Considering the rapidly increasing number of people testing positive for COVID-19 and the rising death toll makes us wonder whether the government is losing its grip on the virus. No doubt the National Operation Centre for Prevention of COVID -19 Outbreak (NOCPCO) headed by Lieut. Gen. Shavendra Silva is doing a good job—but should not the government enlist the assistance of the health authorities in the public and private sectors to spearhead the fight against this deadly virus?
Whenever new cases are detected in the Western Province or elsewhere we are told they are either from the Minuwangoda cluster or the Peliyagoda cluster and now the prisons cluster. As of Tuesday 2,239 inmates and 91 Prisons Department employees had contracted the virus while four inmates had died of the disease. But at the end of the day does it matter, which cluster the patients belong to, but the stark reality that more have been infected, more have died, and a reminder to the authorities and the people that more needs to be done to stem the spread of the virus? Is the cluster mentality an attempt to avoid admitting the fact that the infections have moved to community transmission? Living in a state of denial or sacking officials who speak out will not help the government tackle this worsening health crisis. Could the slow progress even point to an attitude of marking time now that a vaccine is on the horizon with reports that it might come Sri Lanka’s way early next year?
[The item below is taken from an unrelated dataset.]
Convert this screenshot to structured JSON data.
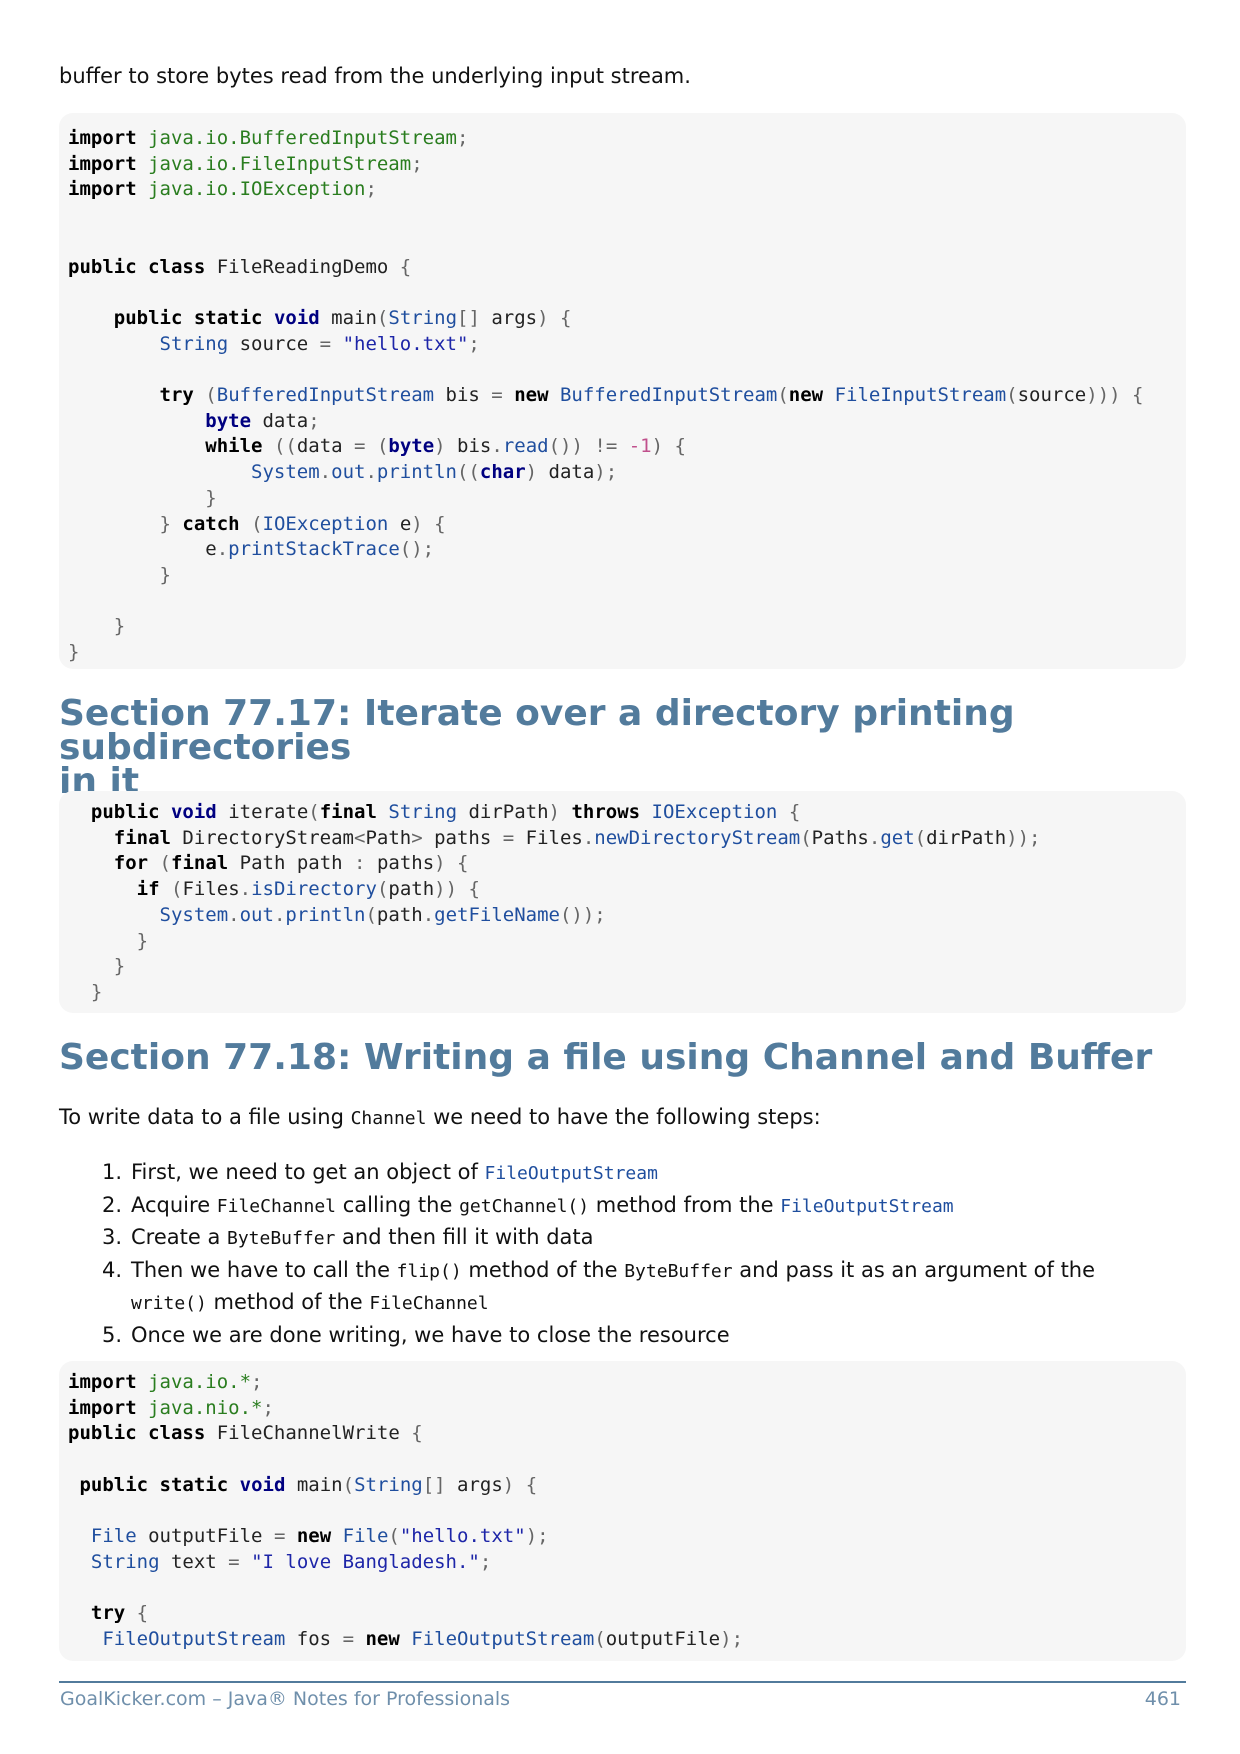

Incidentally, the first consignment of the Pfizer/BioNTech coronavirus vaccine has arrived in Britain and distributed to hospital vaccination centres there, with England’s deputy chief medical officer saying the first wave of vaccinations could prevent up to 99% of COVID-19 hospital admissions and deaths.
A 90-year-old woman became the first to be given a COVID jab as part of the mass vaccination programme being rolled out across Britain. Margaret Keenan, who turns 91 next week, said it was the “best early birthday present”.
Meanwhile, comes a report from the World Health Organization (WHO) warning governments and citizens not to drop their guard over the COVID pandemic now that a vaccine is close, saying healthcare systems could still buckle under pressure.
“Progress on vaccines gives us a lift and we can now start to see the light at the end of the tunnel. However, WHO is concerned that there is a growing perception that the COVID-19 pandemic is over,” WHO Director-General Tedros Adhanom Ghebreyesus told a Geneva news conference.
He said the pandemic still had a long way to run, and that decisions made by citizens and governments would determine its course and as to when the pandemic would ultimately end. The WHO’s top emergency expert Mike Ryan also cautioned against complacency in the wake of the vaccine roll-out, saying though they were a major part of the battle against COVID-19, vaccines would not on their own end the pandemic.
With that said, we take time off to congratulate Sri Lankan born Vanushi Sitanjali Walters nee Rajanayagam, the first Sri Lankan-born New Zealand lawyer on her election as a member of the NZ Parliament from the Upper Harbour electorate.Her well-received reply speech, which she prefaced with a few lilting words in Maori, began with the traditional Sri Lankan greeting, Ayubowan and Vanakkam.
“There is a moment just as you wake. It doesn’t happen every morning, but on those mornings when something significant has changed in your life, there’s an inch of time after waking, when you take a breath before the cloak of your new identity washes back. It was there the morning after election, with warp speed like force, and left me awash with gratitude for the trust placed in me as the first Labour Party member to hold the Upper Harbour seat,” she said.
Ms. Walters said she has been an advocate for human rights for 27 years, but that there was still so much to be done for human rights protection in many countries around the world, because human rights belong to all.
“We have an obligation to continue to address racism and discrimination. Where voices aren’t represented at decision-making tables, we have an obligation to shake the tables. We must not only hear the loud and organized but fiercely listen for piercing silences and work to bring the marginalized and disempowered from the periphery to the centre,” she said. As fellow Sri Lankans we are proud of her, and wish her well.